ciabatta's picture
ciabatta

I think that's one of the most likely reason.  But i do have some reservations on that theory because

1) I did preheat with the pan open end up on max for 50 minutes. temp gun registered 470F but i'm not sure if that's reliable due to the reflective surface

2) i had this happen before with an aluminum tray directly above the dough as a steam tray and i used my normal baking temperatures. (although that may be exactly why. since boiling water i pour in is ~200F vs oven temp of 500. I'm really creating a cool spot right above the loaves)

it's very strange to me that a cold spot will cause the crust to form a pale hard shell that looks dry.  it should still trap steam and stay relative moist, no?

What would be a good device to use to measure the air temperature inside the pan? something that i can clip to the stone and measures the air space just above the loaves.  that way i can do empty bakes to test, or test with some small containers of water under the cover.

 

fotomat1's picture
fotomat1

 As far as your setup....I have had success with similar setup but my top was cast aluminum and uses a baking steel slightly small than the top with steam pan below feeding what it will upwards into the cast top.

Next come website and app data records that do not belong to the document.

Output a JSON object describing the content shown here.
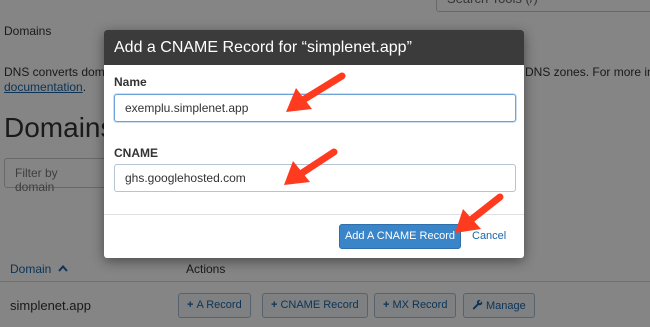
{
  "background": {
    "search_tools_label": "Search Tools (/)",
    "breadcrumb": "Domains",
    "description_start": "DNS converts dom",
    "description_link": "documentation",
    "description_link_suffix": ".",
    "description_right": "DNS zones. For more in",
    "page_title": "Domains",
    "filter_placeholder": "Filter by domain",
    "table": {
      "col_domain": "Domain",
      "col_domain_sort_icon": "caret-up-icon",
      "col_actions": "Actions",
      "rows": [
        {
          "domain": "simplenet.app",
          "actions": [
            "A Record",
            "CNAME Record",
            "MX Record",
            "Manage"
          ]
        }
      ]
    }
  },
  "modal": {
    "title": "Add a CNAME Record for “simplenet.app”",
    "name_label": "Name",
    "name_value": "exemplu.simplenet.app",
    "cname_label": "CNAME",
    "cname_value": "ghs.googlehosted.com",
    "submit_label": "Add A CNAME Record",
    "cancel_label": "Cancel"
  },
  "colors": {
    "annotation_arrow": "#ff3b1f",
    "primary_button": "#3a85c8",
    "modal_header": "#3b3b3b",
    "link": "#1a65a8"
  }
}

Only 2 loaves at a time

MTloaf's picture
MTloaf

The Bread Builders 

bread builder

ciabatta's picture
ciabatta

I am almost certain that it's too hot.  and maybe that and the reflectivity.  i ran another bake on the assumption that it wasnt hot enough. so i raised up a rack.  i cranked up the preheat and then after loading the loaves,  i turned on broiler over the inverted pan. 20 minutes later... same pale crust.  i had a thermometer inside on the stone.  it registers 350F when i lift the pan. 

then i tried something different with another loaf. i preheat on high again. i put a piece of parchment inside the pan as a liner and i shot off the heat after i loaded the loaf.  the crust came out normal, though a little under risen.  but color was good and has the shine.

so at least i know i have something to work with now.  i also ordered a thermal prob to check the temperature inside there. will run more tests when that gets in.

ciabatta's picture
ciabatta

got my Thermoworks high temp air probe.  preheated stone without the pan, then added in the pan to heat on broil.  air temp inside only got to about 355F. so not too hot.  This means that it has to do with the reflectivity. i guess it makes sense, radiant heat, right? heat does bounce around like light and its just bouncing around the whole inside of the pan?

I made a parchment paper tent to put inside between the loaves and the top of the pan.  it worked.   no pale bread.

not quite as good as dutch oven though. but i guess that was expected.  it is good enough to allow me to bake 4 bigger loaves at a time.  i just have to figure out a good way to keep the parchment in there as it falls out and there's no good way to make it stick.... because it's parchment. and it's already browning after 2 bakes.

would something like black oven paint work? or maybe i should just use the roasting pan to cook for a while so it has some wear inside so that it's not as shinny.

 

Benito's picture
Benito

I’ve been following your set up with interest.  I must have missed something James, but why do you think placing the parchment paper inside between the pan and the dough helps with browning?

It is very interesting to see the effect of the reflectivity of the pan on the temperature inside the pan, I never would have thought it would have as great an effect as you measured, remarkable.

Benny

ciabatta's picture
ciabatta

regarding "why do you think placing the parchment paper inside between the pan and the dough helps with browning?" - 

my guess was that the inner surface of the pan is doing something with the heat.  i came to that reasoning because some time ago, i've tried to bake with an aluminum tray just above the loaves as a steam tray and i got the same pale crust. so either reflectivity or something to do with aluminum. it really dries out the crust

parchment is not a long term solution.  i'm going to try to "season" the pan to see if that helps any.